(Page and application data records)
=====

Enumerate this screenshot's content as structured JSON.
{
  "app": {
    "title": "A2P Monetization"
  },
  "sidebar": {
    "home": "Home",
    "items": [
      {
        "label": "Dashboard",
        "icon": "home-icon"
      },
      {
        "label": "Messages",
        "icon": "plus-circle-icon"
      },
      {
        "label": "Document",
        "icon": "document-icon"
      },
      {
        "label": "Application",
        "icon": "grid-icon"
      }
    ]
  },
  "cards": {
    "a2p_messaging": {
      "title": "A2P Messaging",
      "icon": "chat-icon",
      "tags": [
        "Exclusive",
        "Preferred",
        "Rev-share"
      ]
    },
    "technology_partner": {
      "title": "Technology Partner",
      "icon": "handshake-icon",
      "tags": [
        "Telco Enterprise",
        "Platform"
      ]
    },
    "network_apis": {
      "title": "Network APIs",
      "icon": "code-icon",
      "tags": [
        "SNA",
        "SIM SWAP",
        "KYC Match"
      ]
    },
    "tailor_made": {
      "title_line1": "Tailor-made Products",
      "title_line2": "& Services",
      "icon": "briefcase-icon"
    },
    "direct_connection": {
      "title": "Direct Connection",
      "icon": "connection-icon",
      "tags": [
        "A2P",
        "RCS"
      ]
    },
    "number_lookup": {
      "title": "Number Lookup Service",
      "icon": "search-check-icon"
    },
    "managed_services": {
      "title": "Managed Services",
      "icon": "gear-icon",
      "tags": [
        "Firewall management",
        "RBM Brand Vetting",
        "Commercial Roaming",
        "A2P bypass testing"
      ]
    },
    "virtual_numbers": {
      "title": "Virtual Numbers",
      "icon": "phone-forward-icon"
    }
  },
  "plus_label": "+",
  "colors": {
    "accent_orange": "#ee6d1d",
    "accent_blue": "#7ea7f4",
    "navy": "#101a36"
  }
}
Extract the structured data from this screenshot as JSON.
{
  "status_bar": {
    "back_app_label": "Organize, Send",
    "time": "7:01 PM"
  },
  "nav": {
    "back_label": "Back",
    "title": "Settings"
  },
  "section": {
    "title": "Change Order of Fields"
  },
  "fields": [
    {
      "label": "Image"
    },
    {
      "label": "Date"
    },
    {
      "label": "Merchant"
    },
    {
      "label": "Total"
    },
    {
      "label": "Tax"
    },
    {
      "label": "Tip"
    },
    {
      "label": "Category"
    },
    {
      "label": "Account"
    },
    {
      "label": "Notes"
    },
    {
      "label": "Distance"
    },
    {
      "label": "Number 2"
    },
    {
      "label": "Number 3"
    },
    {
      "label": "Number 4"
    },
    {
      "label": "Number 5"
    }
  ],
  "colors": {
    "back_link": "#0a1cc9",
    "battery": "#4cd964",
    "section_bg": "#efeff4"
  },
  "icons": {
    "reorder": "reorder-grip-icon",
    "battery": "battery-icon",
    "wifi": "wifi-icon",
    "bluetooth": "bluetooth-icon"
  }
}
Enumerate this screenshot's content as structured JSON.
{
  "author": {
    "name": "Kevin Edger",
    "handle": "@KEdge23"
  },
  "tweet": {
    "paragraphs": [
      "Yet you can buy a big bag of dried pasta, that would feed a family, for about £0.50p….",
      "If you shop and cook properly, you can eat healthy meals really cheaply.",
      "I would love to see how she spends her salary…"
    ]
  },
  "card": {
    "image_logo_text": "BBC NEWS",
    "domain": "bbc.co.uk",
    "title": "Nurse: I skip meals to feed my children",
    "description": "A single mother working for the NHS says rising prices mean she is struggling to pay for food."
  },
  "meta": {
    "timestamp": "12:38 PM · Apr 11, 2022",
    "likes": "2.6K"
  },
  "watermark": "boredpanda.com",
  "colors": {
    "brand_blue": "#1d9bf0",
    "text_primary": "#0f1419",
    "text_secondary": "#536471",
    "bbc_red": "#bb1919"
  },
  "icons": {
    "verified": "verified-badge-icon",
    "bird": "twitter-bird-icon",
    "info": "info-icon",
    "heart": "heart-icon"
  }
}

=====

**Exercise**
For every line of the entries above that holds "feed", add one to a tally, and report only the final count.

**Task result**
2